→ WORK TO COMPLETE: Working through the lines below, return each one that holds "greaterThan".
>>
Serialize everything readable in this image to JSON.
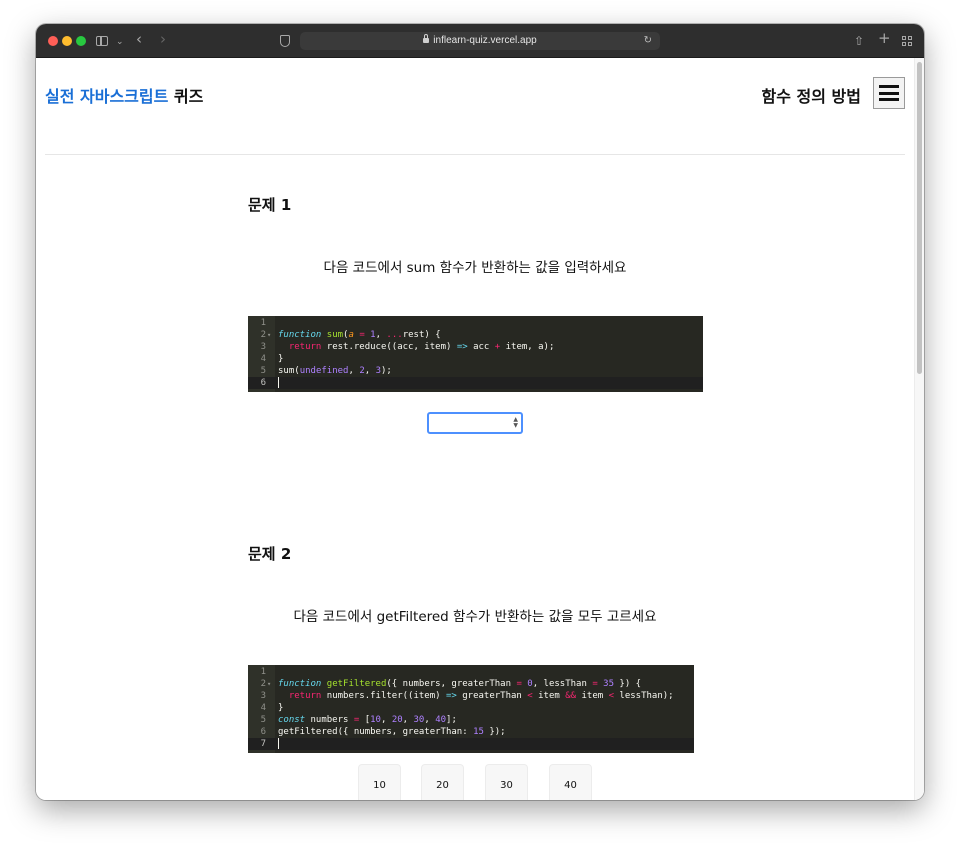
{
  "browser": {
    "url": "inflearn-quiz.vercel.app"
  },
  "header": {
    "title_accent": "실전 자바스크립트",
    "title_rest": " 퀴즈",
    "page_heading": "함수 정의 방법"
  },
  "questions": [
    {
      "title": "문제 1",
      "text": "다음 코드에서 sum 함수가 반환하는 값을 입력하세요",
      "code_lines": [
        "1",
        "2",
        "3",
        "4",
        "5",
        "6"
      ],
      "code": [
        "",
        "function sum(a = 1, ...rest) {",
        "  return rest.reduce((acc, item) => acc + item, a);",
        "}",
        "sum(undefined, 2, 3);",
        ""
      ],
      "answer_value": ""
    },
    {
      "title": "문제 2",
      "text": "다음 코드에서 getFiltered 함수가 반환하는 값을 모두 고르세요",
      "code_lines": [
        "1",
        "2",
        "3",
        "4",
        "5",
        "6",
        "7"
      ],
      "code": [
        "",
        "function getFiltered({ numbers, greaterThan = 0, lessThan = 35 }) {",
        "  return numbers.filter((item) => greaterThan < item && item < lessThan);",
        "}",
        "const numbers = [10, 20, 30, 40];",
        "getFiltered({ numbers, greaterThan: 15 });",
        ""
      ],
      "options": [
        "10",
        "20",
        "30",
        "40"
      ]
    }
  ],
  "colors": {
    "accent": "#1a6fd6",
    "editor_bg": "#272822",
    "input_focus": "#4d90fe"
  }
}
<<
→ ANSWER BOX:
        "function getFiltered({ numbers, greaterThan = 0, lessThan = 35 }) {",
        "  return numbers.filter((item) => greaterThan < item && item < lessThan);",
        "getFiltered({ numbers, greaterThan: 15 });",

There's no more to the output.